Estate: All that you own, including real and personal property.
Beneficiary: The person or people you choose to receive your estate. You can also choose to give your estate to a charity or organization.
Power of Attorney: A document by which you give someone authority to transact business on your behalf. A power of attorney is only valid during your lifetime.
Durable Power of Attorney: A document by which you give someone authority to transact business on your behalf and the authority remains in effect during your incapacity.
Will/Last Will and Testament: A will is a document stating who you want to inherit your property and assets. In your will, you also can appoint a guardian for your minor children. A will becomes effective at death and is not enforceable during your lifetime.
Executor/Personal Representative: The person you choose to carry out the terms of your will.
Revocable Living Trust: A revocable trust can be changed or revoked during your lifetime. It is a contract/agreement and is a way to manage your assets. You are the Trustee of your trust during your lifetime. After your lifetime, the trust becomes irrevocable (unable to be changed). Your specified loved ones (beneficiaries) will receive assets from your trust in the way you specify. You can choose when they get the money and what percentage you would like them to inherit.

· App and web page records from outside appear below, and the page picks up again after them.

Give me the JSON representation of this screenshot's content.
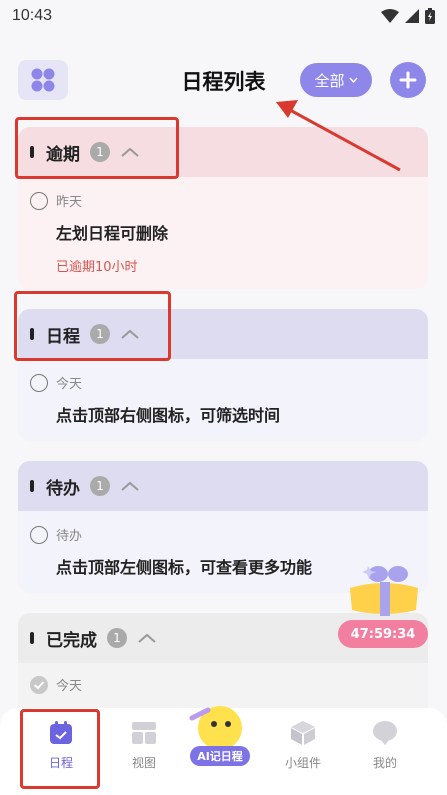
{
  "status_bar": {
    "time": "10:43"
  },
  "header": {
    "title": "日程列表",
    "filter_label": "全部"
  },
  "sections": [
    {
      "key": "overdue",
      "label": "逾期",
      "count": "1",
      "head_color": "#f6dde2",
      "body_color": "#fcf2f4",
      "tasks": [
        {
          "date": "昨天",
          "title": "左划日程可删除",
          "note": "已逾期10小时"
        }
      ]
    },
    {
      "key": "schedule",
      "label": "日程",
      "count": "1",
      "head_color": "#dddcf0",
      "body_color": "#f3f3fb",
      "tasks": [
        {
          "date": "今天",
          "title": "点击顶部右侧图标，可筛选时间"
        }
      ]
    },
    {
      "key": "todo",
      "label": "待办",
      "count": "1",
      "head_color": "#dddcf0",
      "body_color": "#f3f3fb",
      "tasks": [
        {
          "date": "待办",
          "title": "点击顶部左侧图标，可查看更多功能"
        }
      ]
    },
    {
      "key": "done",
      "label": "已完成",
      "count": "1",
      "head_color": "#ececec",
      "body_color": "#f3f3f3",
      "tasks": [
        {
          "date": "今天"
        }
      ]
    }
  ],
  "timer": "47:59:34",
  "tabbar": {
    "items": [
      {
        "label": "日程",
        "icon": "calendar-icon",
        "active": true
      },
      {
        "label": "视图",
        "icon": "layout-icon"
      },
      {
        "label": "小组件",
        "icon": "cube-icon"
      },
      {
        "label": "我的",
        "icon": "profile-icon"
      }
    ],
    "ai_label": "AI记日程"
  },
  "colors": {
    "accent": "#8f86ea",
    "annotation_red": "#d9392f",
    "overdue_red": "#d9534f"
  }
}
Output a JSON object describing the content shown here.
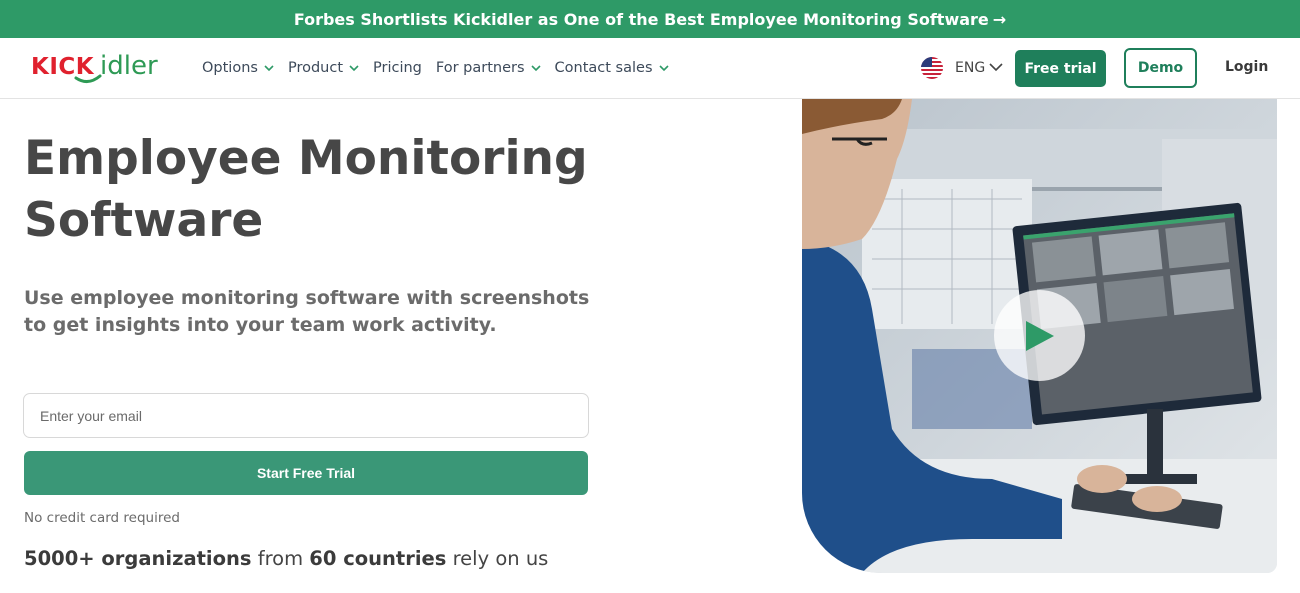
{
  "banner": {
    "text": "Forbes Shortlists Kickidler as One of the Best Employee Monitoring Software",
    "arrow": "→"
  },
  "header": {
    "logo": {
      "text": "kickidler",
      "red_part": "KICK",
      "green_part": "idler"
    },
    "nav": [
      {
        "label": "Options",
        "has_dropdown": true
      },
      {
        "label": "Product",
        "has_dropdown": true
      },
      {
        "label": "Pricing",
        "has_dropdown": false
      },
      {
        "label": "For partners",
        "has_dropdown": true
      },
      {
        "label": "Contact sales",
        "has_dropdown": true
      }
    ],
    "language": {
      "label": "ENG",
      "flag": "us-flag-icon"
    },
    "free_trial_label": "Free trial",
    "demo_label": "Demo",
    "login_label": "Login"
  },
  "hero": {
    "title_line1": "Employee Monitoring",
    "title_line2": "Software",
    "subtitle": "Use employee monitoring software with screenshots to get insights into your team work activity.",
    "email_placeholder": "Enter your email",
    "email_value": "",
    "cta_label": "Start Free Trial",
    "note": "No credit card required",
    "rely": {
      "part1_bold": "5000+ organizations",
      "part2": " from ",
      "part3_bold": "60 countries",
      "part4": " rely on us"
    },
    "media": {
      "icon": "play-icon"
    }
  },
  "colors": {
    "banner": "#2e9a67",
    "primary": "#1f7f5b",
    "cta": "#3a9777",
    "logo_red": "#e0212e",
    "logo_green": "#2e9a55"
  }
}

Testamentary Trust: A trust that is part of an individual’s will. It does not take effect, and therefore cannot be funded, until the individual’s death. Because a testamentary trust is part of a will, it is a public document that gets filed with the court and is subject to probate and court supervision.
Trustee: The person (or a trust company or bank) you appoint to manage the assets you place in your trust. The Trustee will distribute your estate to your loved ones pursuant to the terms you set forth in your trust.
Living Will: A document stating your wishes about your medical care when you are unconscious or too ill to communicate. If you are able to express your own decisions, you can accept and refuse any medical treatment and your living will will not be used. In your living will, you can also specify whether you want to be an organ donor.
Health Care Surrogate: The person you appoint in your living will to carry out your wishes regarding your medical care. This person will also enforce the decisions you made in your living will.
Probate: Probate is a court process. The objective of probate is to ensure that the proper heirs (people entitled to inherit) receive the assets and property that they are entitled to receive. In some states, probate can be very complicated and expensive. However, in Kentucky, the probate process is relatively straightforward and inexpensive. If you have a will, the Court will distribute your estate as you specify in your will. If you do not have a will, the Court will distribute your estate intestate (by the laws specified in the Kentucky Revised Statutes).
Intestate: A legal term meaning a person who dies without a will. If you don’t have a will, your estate will be distributed according to Kentucky law.
Per Stirpes: A legal term meaning that if an intended beneficiary dies prior to receiving their inherited share, their share will then be divided equally among their descendants. For example, you have two children (child A and B) and you want then each to receive ½ of your estate. Child A has two children (C & D). If child A dies prior to receiving his/her share, then Child A’s ½ share will go to C & D. Thus, Child B will receive ½ of the estate. Child C will receive ¼ and Child D will receive ¼ (totaling Child A’s ½ share).
Assets you own jointly with rights of survivorship: Typically, property that you own jointly with another person (i.e., a home with both people listed on the deed), will automatically pass to the joint owner at the end of your lifetime. However, property that is only owned by you (i.e., cars, bank accounts, real estate, etc.,) will pass intestate.
Federal Tax Exemption: Currently, the federal tax exemption amount is over $5 million. This means that you do not owe federal taxes on an estate that is less than the federal exempt amount. If the gross estate (an accounting of everything owed) is more than this amount, an executor of the estate must file a federal tax return within nine months of a person’s death. The highest tax rate for estates larger than the federal exempt is 40%.
Kentucky Inheritance Tax: Whether you need to pay an inheritance tax depends upon the relationship you have with the deceased. Generally, the closer your relationship is with the deceased, the greater the exemption. For example, Kentucky allows an exemption (meaning no taxes owed) for Class A beneficiaries. This includes, spouses, children, stepchildren, grandchildren, parents, brothers and sisters, and half brothers and sisters.